To help save the puppies, HSGB started “Operation Puppy Lift,” in which the organization joins together with no-kill shelters in the U.S. to take in the needy pups. Kent welcomed 15 new puppies Wednesday who were flown in from the tropics.
The strays traveled on a private charter from Grand Bahama to Florida, and then went on a commercial airplane to JFK airport in New York where the shelter workers picked them up. HSGB paid for the transportation through its own funding and the puppies are solely in the shelter’s care now.
Kent became involved in the program when office manager Linda MacDonald reached out to a friend who worked with HSGB. Ms. Green said she plans on making this an ongoing partnership.
“It’s such a shame that these little guys are being put to sleep without a chance,” she said as small puppies on leashes ran around her legs. “It’s just a different culture there when dealing with the dogs.”
The dogs are called “potcake puppies,” a local name used to describe the native mixed breeds on the island.
“They’re a mixed breed and look a little collie-ish … they have longer snouts,” Ms. Green said when describing their appearance.
The adorable puppies are all less than a year old, the youngest being four months, and shelter staff members said the dogs will stay a small to medium size into adulthood.
After being checked by a veterinarian, vaccinated and spayed or neutered, the puppies will be put up for adoption.
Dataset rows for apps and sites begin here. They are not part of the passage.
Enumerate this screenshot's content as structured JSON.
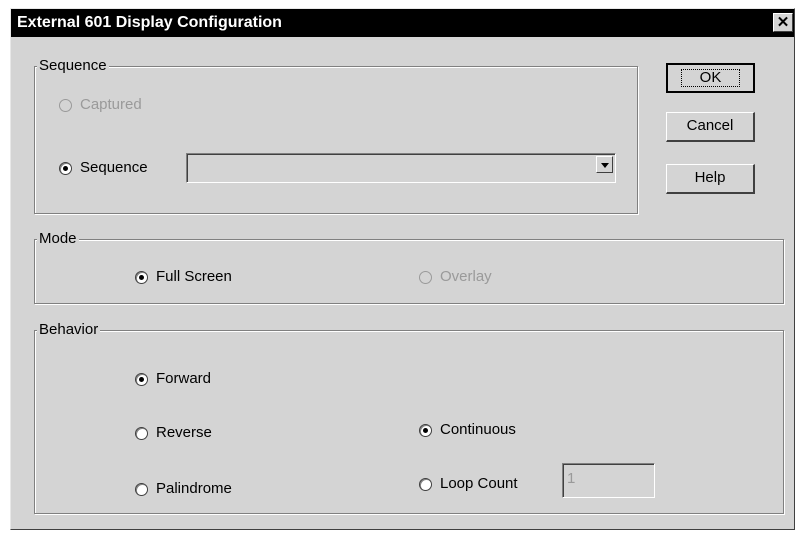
{
  "window": {
    "title": "External 601 Display Configuration",
    "close_glyph": "✕"
  },
  "sequence_group": {
    "legend": "Sequence",
    "captured_label": "Captured",
    "sequence_label": "Sequence",
    "sequence_value": ""
  },
  "mode_group": {
    "legend": "Mode",
    "full_screen_label": "Full Screen",
    "overlay_label": "Overlay"
  },
  "behavior_group": {
    "legend": "Behavior",
    "forward_label": "Forward",
    "reverse_label": "Reverse",
    "palindrome_label": "Palindrome",
    "continuous_label": "Continuous",
    "loop_count_label": "Loop Count",
    "loop_count_value": "1"
  },
  "buttons": {
    "ok": "OK",
    "cancel": "Cancel",
    "help": "Help"
  }
}
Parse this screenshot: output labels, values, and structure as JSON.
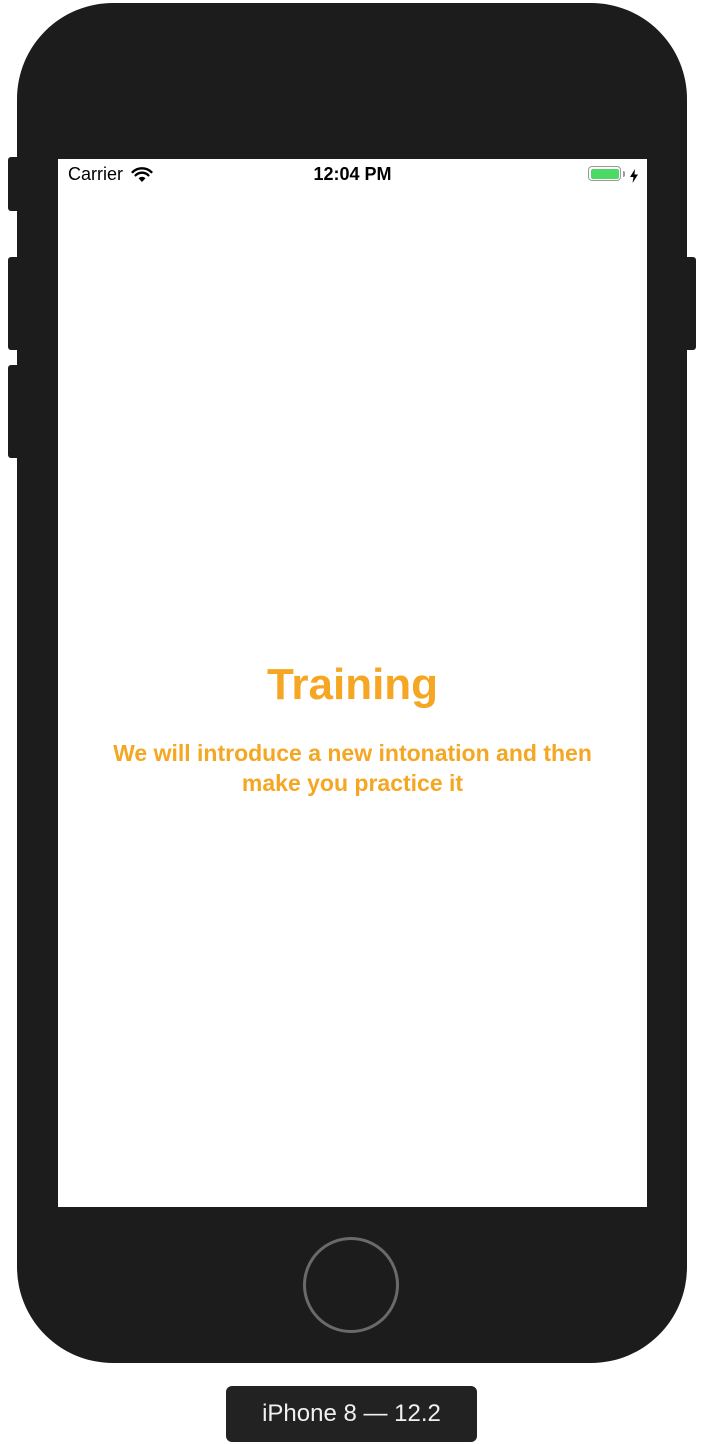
{
  "status_bar": {
    "carrier": "Carrier",
    "wifi_icon": "wifi-icon",
    "time": "12:04 PM",
    "battery_icon": "battery-icon",
    "battery_level": 1.0,
    "charging_icon": "lightning-bolt-icon",
    "battery_color": "#4cd964"
  },
  "main": {
    "title": "Training",
    "subtitle": "We will introduce a new intonation and then make you practice it",
    "accent_color": "#f5a623"
  },
  "device": {
    "label": "iPhone 8 — 12.2",
    "home_button_icon": "home-button"
  }
}
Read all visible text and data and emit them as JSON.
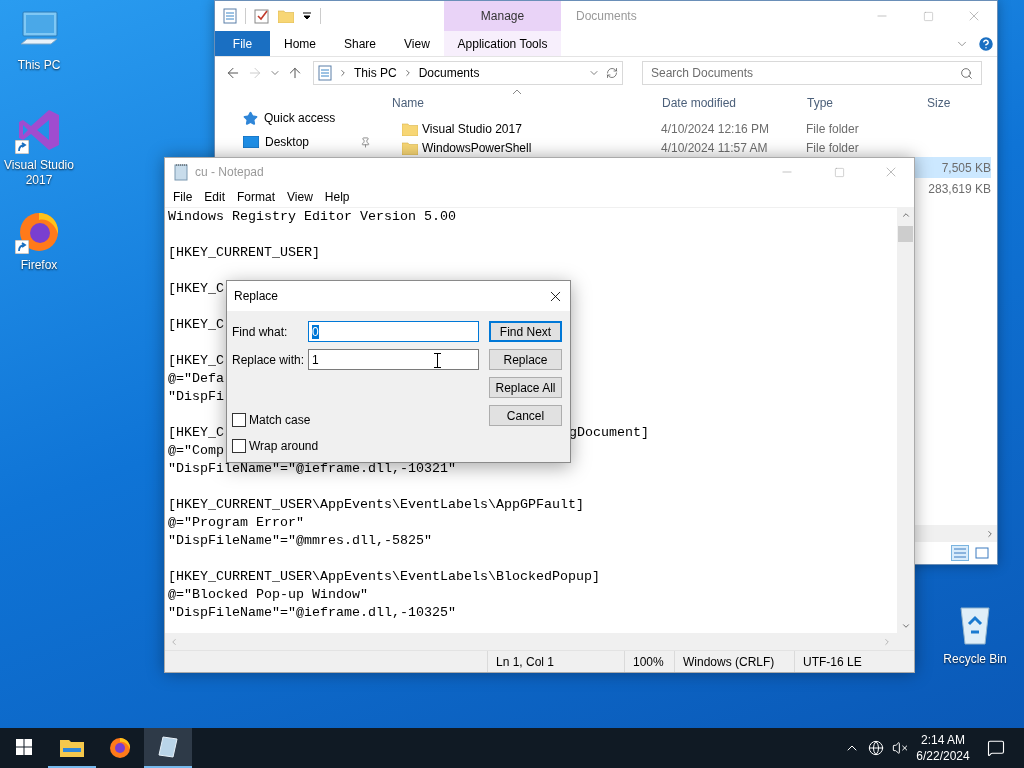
{
  "desktop_left": [
    {
      "kind": "computer",
      "label": "This PC",
      "shortcut": false
    },
    {
      "kind": "visual-studio",
      "label": "Visual Studio 2017",
      "shortcut": true
    },
    {
      "kind": "firefox",
      "label": "Firefox",
      "shortcut": true
    }
  ],
  "desktop_right": [
    {
      "kind": "recycle-bin",
      "label": "Recycle Bin",
      "shortcut": false
    }
  ],
  "explorer": {
    "title": "Documents",
    "context_tab": "Manage",
    "ribbon_tabs": [
      {
        "label": "File",
        "kind": "file"
      },
      {
        "label": "Home",
        "kind": "tab"
      },
      {
        "label": "Share",
        "kind": "tab"
      },
      {
        "label": "View",
        "kind": "tab"
      },
      {
        "label": "Application Tools",
        "kind": "context"
      }
    ],
    "address": [
      "This PC",
      "Documents"
    ],
    "search": {
      "placeholder": "Search Documents"
    },
    "nav": [
      {
        "label": "Quick access",
        "kind": "quick-access",
        "pinned": false
      },
      {
        "label": "Desktop",
        "kind": "desktop",
        "pinned": true
      }
    ],
    "columns": [
      "Name",
      "Date modified",
      "Type",
      "Size"
    ],
    "rows": [
      {
        "name": "Visual Studio 2017",
        "date": "4/10/2024 12:16 PM",
        "type": "File folder",
        "selected": false
      },
      {
        "name": "WindowsPowerShell",
        "date": "4/10/2024 11:57 AM",
        "type": "File folder",
        "selected": false
      },
      {
        "size": "7,505 KB",
        "selected": true
      },
      {
        "size": "283,619 KB",
        "selected": false
      }
    ]
  },
  "notepad": {
    "title": "cu - Notepad",
    "active": false,
    "menu": [
      "File",
      "Edit",
      "Format",
      "View",
      "Help"
    ],
    "blocks": [
      [
        {
          "text": "Windows Registry Editor Version 5.00"
        }
      ],
      [
        {
          "text": "[HKEY_CURRENT_USER]"
        }
      ],
      [
        {
          "text": "[HKEY_C"
        }
      ],
      [
        {
          "text": "[HKEY_C"
        }
      ],
      [
        {
          "text": "[HKEY_C"
        },
        {
          "text": "@=\"Defa"
        },
        {
          "text": "\"DispFi"
        }
      ],
      [
        {
          "text": "[HKEY_C",
          "tail": "gDocument]"
        },
        {
          "text": "@=\"Comp"
        },
        {
          "text": "\"DispFileName\"=\"@ieframe.dll,-10321\""
        }
      ],
      [
        {
          "text": "[HKEY_CURRENT_USER\\AppEvents\\EventLabels\\AppGPFault]"
        },
        {
          "text": "@=\"Program Error\""
        },
        {
          "text": "\"DispFileName\"=\"@mmres.dll,-5825\""
        }
      ],
      [
        {
          "text": "[HKEY_CURRENT_USER\\AppEvents\\EventLabels\\BlockedPopup]"
        },
        {
          "text": "@=\"Blocked Pop-up Window\""
        },
        {
          "text": "\"DispFileName\"=\"@ieframe.dll,-10325\""
        }
      ]
    ],
    "status": [
      "Ln 1, Col 1",
      "100%",
      "Windows (CRLF)",
      "UTF-16 LE"
    ]
  },
  "replace": {
    "title": "Replace",
    "find": {
      "label": "Find what:",
      "value": "0",
      "selected": true
    },
    "replace": {
      "label": "Replace with:",
      "value": "1"
    },
    "buttons": [
      {
        "label": "Find Next",
        "default": true
      },
      {
        "label": "Replace",
        "default": false
      },
      {
        "label": "Replace All",
        "default": false
      },
      {
        "label": "Cancel",
        "default": false
      }
    ],
    "options": [
      {
        "label": "Match case",
        "checked": false
      },
      {
        "label": "Wrap around",
        "checked": false
      }
    ]
  },
  "taskbar": {
    "apps": [
      {
        "kind": "explorer",
        "running": true,
        "active": false
      },
      {
        "kind": "firefox",
        "running": false,
        "active": false
      },
      {
        "kind": "notepad",
        "running": true,
        "active": true
      }
    ],
    "time": "2:14 AM",
    "date": "6/22/2024"
  }
}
The shelter is hopeful the process will be complete by the end of the week.
Kelly Cross, a staff member at the shelter, said that although she limits one dog for herself, it is difficult not to get attached to the new ones when they arrive.
One pup from Grand Bahama is already stealing her heart.
“I think this one is my favorite so far,” she said of a tiny white puppy with light brown spots. “You get very attached — I mean just look at them. But it’s rewarding to see a great family come in and fall in love. It’s sad to see them go, but it’s a good kind of sad.”
The shelter is also picking up four more puppies on Saturday who hail from Turks and Caicos, islands with a similar dog problem.
Those interested in adopting one of the new puppies can visit the shelter’s website www.kentanimalshelter.com. Pictures of the new pups should be online in a few days, and applications are available on the website.